Monday, Jan. 7, 2013—The gym was crowded this morning, like it is every first Monday of every January for the 15 years that I have been going to the gym.
The gym “regulars” tend to be very cynical about the January crowd, betting how long it will take to weed out the “new year’s resolution temps.” And, indeed, it does seem that by Valentine’s Day the resolutions are over, the weight loss goals have evaporated before any fat has had a chance to. Sigh.
I refuse join my cynical gym mates and I refuse to give up on people before they even get started. If you are starting a new year’s resolution to lose weight and exercise, welcome! You can do it. There is no magic, just hard work. Keep reminding yourself that, think of other hard work you have committed to that has led to accomplishment, and that reminder of your capabilities will keep you motivated long past the first Valentine’s Day cards.
Here are some other things to keep in mind:
It is a marathon, not a sprint.
That might sound trite, but trying to go too fast too soon rarely works with health and fitness. I am going out on a limb and saying that it never works. I think most people know this intuitively, and yet in their new year zeal, they set out to accomplish all their diet and exercise goals in the first two weeks of the year. Start your exercise routine slowly, and keep your diet changes realistic so that your body, mind and routine can adjust to the changes. You will see more results in the long run.
Forget who you were, deal with who you are.
It is hard to come to terms with the fact that we “used to be able to …” This is particularly hard for former athletes, but it is very important not to expect the same performance out of your body that you used to get, especially if you have been out of practice for some time or you are comparing yourself to a much younger version of yourself. Circumstances change, time passes, and the body changes, adjust your goals and expectations accordingly.
If you are back to where you started, it did not “work.”
Weight management is 10 percent weight loss and 90 percent weight maintenance. You are not done when you have reached your weight loss goal, and if the method that you used to lose the weight does not help you keep it off, then it does not work, it is not a good diet plan, and you need to find a different one. Do not do the same diet that you did when you lost 50 pounds but put back on more than half the weight.
Educate yourself about yourself, educate yourself about food.

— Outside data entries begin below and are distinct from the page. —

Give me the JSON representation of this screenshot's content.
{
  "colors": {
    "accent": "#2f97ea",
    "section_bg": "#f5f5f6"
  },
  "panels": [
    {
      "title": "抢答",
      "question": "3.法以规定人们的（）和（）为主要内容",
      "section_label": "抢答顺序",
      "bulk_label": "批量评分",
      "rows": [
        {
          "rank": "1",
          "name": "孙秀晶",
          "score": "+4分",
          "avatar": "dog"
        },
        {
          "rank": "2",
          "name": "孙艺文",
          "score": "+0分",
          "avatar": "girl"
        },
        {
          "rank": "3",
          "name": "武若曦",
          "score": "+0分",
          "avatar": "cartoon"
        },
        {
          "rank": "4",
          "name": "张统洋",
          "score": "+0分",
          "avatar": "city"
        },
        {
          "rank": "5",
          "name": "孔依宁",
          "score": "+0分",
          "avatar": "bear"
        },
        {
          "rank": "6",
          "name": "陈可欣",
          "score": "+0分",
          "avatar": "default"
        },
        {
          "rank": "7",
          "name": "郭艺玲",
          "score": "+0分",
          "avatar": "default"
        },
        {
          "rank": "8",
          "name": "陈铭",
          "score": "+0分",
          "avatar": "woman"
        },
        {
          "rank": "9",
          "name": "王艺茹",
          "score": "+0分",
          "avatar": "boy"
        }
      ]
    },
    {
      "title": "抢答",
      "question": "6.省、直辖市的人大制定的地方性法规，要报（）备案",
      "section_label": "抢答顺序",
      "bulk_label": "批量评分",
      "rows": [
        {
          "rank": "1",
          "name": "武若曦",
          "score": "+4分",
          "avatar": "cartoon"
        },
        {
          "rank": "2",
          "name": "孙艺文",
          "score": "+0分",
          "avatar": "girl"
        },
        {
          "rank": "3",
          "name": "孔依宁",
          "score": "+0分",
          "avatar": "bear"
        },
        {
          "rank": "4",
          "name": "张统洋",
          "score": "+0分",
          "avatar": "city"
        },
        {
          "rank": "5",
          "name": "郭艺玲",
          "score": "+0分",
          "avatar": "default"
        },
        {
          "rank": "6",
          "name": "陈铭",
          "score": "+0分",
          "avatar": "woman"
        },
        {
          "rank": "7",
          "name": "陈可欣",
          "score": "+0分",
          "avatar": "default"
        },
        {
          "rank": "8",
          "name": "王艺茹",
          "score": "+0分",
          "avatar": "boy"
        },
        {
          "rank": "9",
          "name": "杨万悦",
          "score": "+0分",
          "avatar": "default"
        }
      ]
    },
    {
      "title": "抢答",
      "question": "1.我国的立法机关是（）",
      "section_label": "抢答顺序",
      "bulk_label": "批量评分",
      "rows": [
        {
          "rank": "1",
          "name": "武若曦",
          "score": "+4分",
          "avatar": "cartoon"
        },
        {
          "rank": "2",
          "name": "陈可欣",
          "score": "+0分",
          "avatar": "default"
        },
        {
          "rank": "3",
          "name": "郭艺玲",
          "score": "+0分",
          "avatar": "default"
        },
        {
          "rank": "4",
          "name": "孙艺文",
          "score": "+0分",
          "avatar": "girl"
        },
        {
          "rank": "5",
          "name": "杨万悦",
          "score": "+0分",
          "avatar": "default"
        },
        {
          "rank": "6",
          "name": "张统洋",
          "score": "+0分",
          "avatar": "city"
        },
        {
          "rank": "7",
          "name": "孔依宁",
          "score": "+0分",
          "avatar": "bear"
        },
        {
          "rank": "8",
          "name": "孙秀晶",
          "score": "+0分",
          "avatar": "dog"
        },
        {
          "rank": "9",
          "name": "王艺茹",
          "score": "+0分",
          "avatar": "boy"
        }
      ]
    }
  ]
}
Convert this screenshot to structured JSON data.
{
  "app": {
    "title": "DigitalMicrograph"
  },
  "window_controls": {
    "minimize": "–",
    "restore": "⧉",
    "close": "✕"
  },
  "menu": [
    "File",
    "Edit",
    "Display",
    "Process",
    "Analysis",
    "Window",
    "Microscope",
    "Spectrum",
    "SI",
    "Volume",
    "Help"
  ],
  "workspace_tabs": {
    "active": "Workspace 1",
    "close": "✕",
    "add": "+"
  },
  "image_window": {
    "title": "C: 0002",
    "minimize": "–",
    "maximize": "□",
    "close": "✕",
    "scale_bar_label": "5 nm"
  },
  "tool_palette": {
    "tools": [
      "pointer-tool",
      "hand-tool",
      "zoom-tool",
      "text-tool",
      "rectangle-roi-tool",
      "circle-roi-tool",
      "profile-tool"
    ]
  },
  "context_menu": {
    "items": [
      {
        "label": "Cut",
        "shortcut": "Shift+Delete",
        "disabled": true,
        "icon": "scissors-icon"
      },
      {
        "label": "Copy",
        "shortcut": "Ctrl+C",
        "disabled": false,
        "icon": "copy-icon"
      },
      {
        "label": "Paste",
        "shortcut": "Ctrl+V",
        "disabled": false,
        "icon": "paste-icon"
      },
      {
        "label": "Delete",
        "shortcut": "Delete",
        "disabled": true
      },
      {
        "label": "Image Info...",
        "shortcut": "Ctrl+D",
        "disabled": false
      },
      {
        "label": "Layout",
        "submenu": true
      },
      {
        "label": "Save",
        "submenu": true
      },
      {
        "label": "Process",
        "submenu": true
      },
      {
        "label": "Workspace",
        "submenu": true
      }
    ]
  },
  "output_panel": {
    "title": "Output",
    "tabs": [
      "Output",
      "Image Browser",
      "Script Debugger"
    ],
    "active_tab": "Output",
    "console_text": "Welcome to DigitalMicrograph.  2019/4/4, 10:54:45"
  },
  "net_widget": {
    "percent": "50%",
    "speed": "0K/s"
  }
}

People think that they know themselves better than anyone, if that is true, answer these simple questions about yourself: How many calories do you eat in a typical day? How many calories do you burn? How many calories do you need to eat each day to lose weight? How many calories to maintain your weight? What is your BMI, blood pressure and cholesterol? The answers to these questions are vital to your diet and exercise plan and they need to be answered first so that you can graduate to the next level of education about your diet: what to eatThe more you know about food and your relationship with food, the better prepared you will be to lose weight and keep it off.
If you have any more than 20 pounds to lose, enlist the help of a professional: a doctor, nutritionist, counselor, trainer, support group. It will help you educate yourself, stay focused and be successful.
I could insert a list of well respected diets that have impressive weight loss and maintenance results. There are plenty out there, but any of them need to be chosen correctly based on you, your circumstances and your lifestyle.
People find themselves overweight for many reasons. Some are simply mindlessly overeating. Some are fighting a medical condition. Some are dealing with overwhelming emotions. The possibilities are endless and part of the self discovery that one embarks on when they begin a weight loss journey. Work with someone that can help you be honest about yourself and then help you develop a plan that you can stick with for life. Good luck and see you at the gym tomorrow!
Need help paying for weight loss counseling? If you have a high deductible insurance plan you are eligible to use a Health Savings Account that you fund with pretax dollars to pay for medical expenses not covered by your insurance plan. The list of eligible expenses is quite extensive, see what is covered now.